Gwyneth Paltrow’s controversial lifestyle brand Goop is in hot water yet again.
Mashable reported Monday that just one month after settling a consumer protection case in California over unscientific claims, the company is now being reported to two regulators in the U.K. — the National Trading Standards and the Advertising Standards Authority.
The news site revealed Goop was reported by pro-science organization Good Thinking Society for 113 misleading claims made on their website. The group is contending those assertions are in violation of the advertising laws in Great Britain.
According to documents obtained by The Sunday Times, Good Thinking Society is alleging Goop is making “potentially dangerous” claims about their health products, “the effects of which are unproven.”
Retail Gazette added one of the products in question is The Mother Load, a “top-of-the-line natal protocol” for expecting mothers or women who are planning to get pregnant. The product claims to have 110 percent of the recommended “daily value” of vitamin A.
However, both the U.K.'s National Health Service and the World Health Organization have stated pregnant women should avoid taking supplements containing vitamin A because of potential risks.
“It is shocking to see the sheer volume of unproven claims made by Gwyneth Paltrow’s Goop about their products, especially given that some of their health advice is potentially dangerous: nobody should be advising customers to avoid using conventional sunscreen or that pregnant women should take vitamin A, something that health experts have warned can be harmful to unborn children,” Laura Thomason, project manager at Good Thinking Society, told The Independent.
“Gwyneth Paltrow may well have good intentions, but she and her company sell products with claims that could clearly mislead customers,” she added. “Just because Gwyneth has an Academy Award, it does not mean that Goop should be given an easy ride compared to other big corporations," Thomason went on.
“Being a celebrity does not exempt someone from abiding by the advertising law here in the UK, and if Gwyneth Paltrow cannot provide satisfactory evidence behind the claims she makes for her products, she should not be making those claims,” she added.

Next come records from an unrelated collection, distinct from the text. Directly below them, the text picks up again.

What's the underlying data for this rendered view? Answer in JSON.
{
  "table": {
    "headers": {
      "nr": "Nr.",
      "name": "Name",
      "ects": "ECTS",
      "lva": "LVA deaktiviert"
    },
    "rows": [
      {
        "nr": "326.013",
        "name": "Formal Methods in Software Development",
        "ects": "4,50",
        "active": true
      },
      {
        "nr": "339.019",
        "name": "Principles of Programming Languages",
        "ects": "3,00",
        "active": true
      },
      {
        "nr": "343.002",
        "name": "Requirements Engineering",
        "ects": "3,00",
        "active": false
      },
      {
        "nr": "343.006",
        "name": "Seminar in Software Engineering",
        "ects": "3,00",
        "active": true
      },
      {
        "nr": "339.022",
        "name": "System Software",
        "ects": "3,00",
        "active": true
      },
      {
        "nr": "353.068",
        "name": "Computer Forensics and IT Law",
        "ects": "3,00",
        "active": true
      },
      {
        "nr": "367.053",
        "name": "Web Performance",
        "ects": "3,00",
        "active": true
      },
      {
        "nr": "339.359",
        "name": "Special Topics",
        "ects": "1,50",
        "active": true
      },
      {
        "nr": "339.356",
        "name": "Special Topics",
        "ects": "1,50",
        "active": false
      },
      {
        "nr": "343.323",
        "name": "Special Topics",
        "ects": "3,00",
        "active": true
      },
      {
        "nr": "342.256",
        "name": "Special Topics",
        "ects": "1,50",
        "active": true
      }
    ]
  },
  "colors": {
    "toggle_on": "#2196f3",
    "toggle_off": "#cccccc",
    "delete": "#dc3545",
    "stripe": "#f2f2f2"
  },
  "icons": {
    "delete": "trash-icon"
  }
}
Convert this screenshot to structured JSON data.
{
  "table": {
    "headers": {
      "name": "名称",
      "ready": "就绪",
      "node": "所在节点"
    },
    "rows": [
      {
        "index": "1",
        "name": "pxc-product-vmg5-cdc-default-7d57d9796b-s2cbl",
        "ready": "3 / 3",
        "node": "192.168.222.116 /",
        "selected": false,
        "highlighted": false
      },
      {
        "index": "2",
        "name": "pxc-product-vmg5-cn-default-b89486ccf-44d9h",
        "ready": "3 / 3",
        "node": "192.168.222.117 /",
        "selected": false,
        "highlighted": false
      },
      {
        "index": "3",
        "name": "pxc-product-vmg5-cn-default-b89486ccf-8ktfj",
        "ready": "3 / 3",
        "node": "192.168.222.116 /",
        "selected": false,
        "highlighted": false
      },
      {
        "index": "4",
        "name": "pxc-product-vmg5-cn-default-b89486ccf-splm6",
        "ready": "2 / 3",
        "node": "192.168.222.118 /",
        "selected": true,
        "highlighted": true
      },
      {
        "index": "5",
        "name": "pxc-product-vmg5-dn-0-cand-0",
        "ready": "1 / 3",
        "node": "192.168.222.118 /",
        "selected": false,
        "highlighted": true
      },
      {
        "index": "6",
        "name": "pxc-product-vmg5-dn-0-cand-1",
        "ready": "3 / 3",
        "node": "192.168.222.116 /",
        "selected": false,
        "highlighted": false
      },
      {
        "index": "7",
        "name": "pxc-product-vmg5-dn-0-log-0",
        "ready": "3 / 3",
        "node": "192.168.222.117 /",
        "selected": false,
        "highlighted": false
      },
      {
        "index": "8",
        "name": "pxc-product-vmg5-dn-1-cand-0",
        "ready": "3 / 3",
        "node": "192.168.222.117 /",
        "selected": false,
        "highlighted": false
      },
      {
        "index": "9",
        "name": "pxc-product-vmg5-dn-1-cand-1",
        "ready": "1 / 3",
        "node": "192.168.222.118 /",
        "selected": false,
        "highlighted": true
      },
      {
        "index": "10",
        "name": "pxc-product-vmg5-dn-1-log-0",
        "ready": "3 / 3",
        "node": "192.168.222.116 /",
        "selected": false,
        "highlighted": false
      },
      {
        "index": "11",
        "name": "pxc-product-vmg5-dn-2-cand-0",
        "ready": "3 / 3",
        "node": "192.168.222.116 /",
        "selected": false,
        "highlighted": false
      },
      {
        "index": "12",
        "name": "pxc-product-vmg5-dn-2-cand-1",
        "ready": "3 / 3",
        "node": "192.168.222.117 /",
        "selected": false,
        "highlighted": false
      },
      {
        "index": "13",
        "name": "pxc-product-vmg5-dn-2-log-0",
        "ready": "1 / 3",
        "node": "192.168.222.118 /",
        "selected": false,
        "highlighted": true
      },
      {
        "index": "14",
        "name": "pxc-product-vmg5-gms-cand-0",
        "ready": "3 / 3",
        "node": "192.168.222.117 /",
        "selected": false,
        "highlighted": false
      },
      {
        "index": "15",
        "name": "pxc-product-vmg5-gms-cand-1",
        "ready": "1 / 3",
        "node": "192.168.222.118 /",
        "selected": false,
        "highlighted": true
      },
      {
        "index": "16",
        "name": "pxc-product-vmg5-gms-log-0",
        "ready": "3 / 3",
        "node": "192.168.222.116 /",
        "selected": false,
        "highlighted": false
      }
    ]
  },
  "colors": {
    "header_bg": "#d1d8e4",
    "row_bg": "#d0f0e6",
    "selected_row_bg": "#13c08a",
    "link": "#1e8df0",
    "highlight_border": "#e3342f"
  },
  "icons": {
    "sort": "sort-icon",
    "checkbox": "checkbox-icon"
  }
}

A rep for the 46-year-old actress told Fox News: "When used as recommended, goop’s the Mother Load supplements are safe during pregnancy. The Mother Load contains a very moderate 450 mcg (1500 IU) of vitamin A (preformed vitamin A as retinyl palmitate), which is less than the recommended daily intake of 600 mcg per day (per NHS).
The 4000 IU beta-carotene included in Mother Load is only converted in the body to vitamin A as needed, and there is no safety concern for eating this, as there would be no safety concern for eating a large number of carrots containing beta-carotene. The Mother Load package contains a warning that pregnant women should not consume more than 10,000 IU vitamin A daily due to risk of birth defects."
Mashable reported Goop launched in the U.K. on Sept. 24 with their first European e-commerce site and a pop-up shop in London’s Notting Hill.
The allegations come just weeks after Goop agreed to pay a settlement in regard to alleged unscientific claims about three of its products: a $66 Jade Egg that Goop says can help balance hormones, regulate menstrual cycles, and increase bladder control when inserted vaginally; a $55 Rose Quartz Egg and a $22 Inner Judge Flower Essence Blend.
Customers who purchased the products between Jan. 12, 2017 and Aug. 31, 2017 will be refunded.
Goop agreed to pay the $145,000 settlement but told SFGate in a statement, "While Goop believes there is an honest disagreement about these claims, the company wanted to settle this matter quickly and amicably."
The ruling also stops Goop from making "any claims regarding the efficacy or effects of any of its products without possessing competent and reliable scientific evidence that substantiates the claims."